═══ DATA SECTION ═══

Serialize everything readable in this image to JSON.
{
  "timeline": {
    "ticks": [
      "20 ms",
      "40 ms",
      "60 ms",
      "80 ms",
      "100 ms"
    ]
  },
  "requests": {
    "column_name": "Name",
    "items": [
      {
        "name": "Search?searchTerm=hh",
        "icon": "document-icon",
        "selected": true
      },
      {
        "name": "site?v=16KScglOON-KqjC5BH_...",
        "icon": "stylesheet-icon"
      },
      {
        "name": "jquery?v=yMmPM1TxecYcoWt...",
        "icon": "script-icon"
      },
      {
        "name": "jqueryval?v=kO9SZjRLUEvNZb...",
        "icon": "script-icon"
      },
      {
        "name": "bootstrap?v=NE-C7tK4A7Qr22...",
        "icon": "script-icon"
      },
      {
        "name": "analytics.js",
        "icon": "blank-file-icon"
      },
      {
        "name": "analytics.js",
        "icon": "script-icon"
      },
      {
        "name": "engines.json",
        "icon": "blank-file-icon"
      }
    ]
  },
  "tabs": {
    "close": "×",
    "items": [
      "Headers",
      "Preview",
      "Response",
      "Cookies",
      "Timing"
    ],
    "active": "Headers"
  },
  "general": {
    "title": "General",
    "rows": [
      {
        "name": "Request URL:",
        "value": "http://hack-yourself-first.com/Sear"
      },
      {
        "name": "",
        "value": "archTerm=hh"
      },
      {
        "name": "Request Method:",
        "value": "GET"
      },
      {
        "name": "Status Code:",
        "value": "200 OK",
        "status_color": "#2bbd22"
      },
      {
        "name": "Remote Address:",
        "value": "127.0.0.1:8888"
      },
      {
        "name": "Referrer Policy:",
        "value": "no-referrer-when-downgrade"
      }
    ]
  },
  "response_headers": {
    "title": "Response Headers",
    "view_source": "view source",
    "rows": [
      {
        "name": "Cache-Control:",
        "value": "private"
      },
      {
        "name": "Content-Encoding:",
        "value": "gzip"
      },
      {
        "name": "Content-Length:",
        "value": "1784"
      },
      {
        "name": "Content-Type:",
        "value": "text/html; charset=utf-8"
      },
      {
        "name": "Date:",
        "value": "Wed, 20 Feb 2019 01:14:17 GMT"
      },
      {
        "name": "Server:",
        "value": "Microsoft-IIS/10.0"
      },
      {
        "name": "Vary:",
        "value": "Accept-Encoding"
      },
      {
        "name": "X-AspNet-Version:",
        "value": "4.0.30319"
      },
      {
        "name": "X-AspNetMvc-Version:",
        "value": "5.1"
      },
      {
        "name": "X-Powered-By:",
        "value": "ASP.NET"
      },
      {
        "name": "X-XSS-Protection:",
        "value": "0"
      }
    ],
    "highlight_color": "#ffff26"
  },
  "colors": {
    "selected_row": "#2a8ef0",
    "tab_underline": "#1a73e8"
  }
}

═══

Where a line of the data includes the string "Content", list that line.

RESULT OF THE TASK.
        "name": "Content-Encoding:",
        "name": "Content-Length:",
        "name": "Content-Type:",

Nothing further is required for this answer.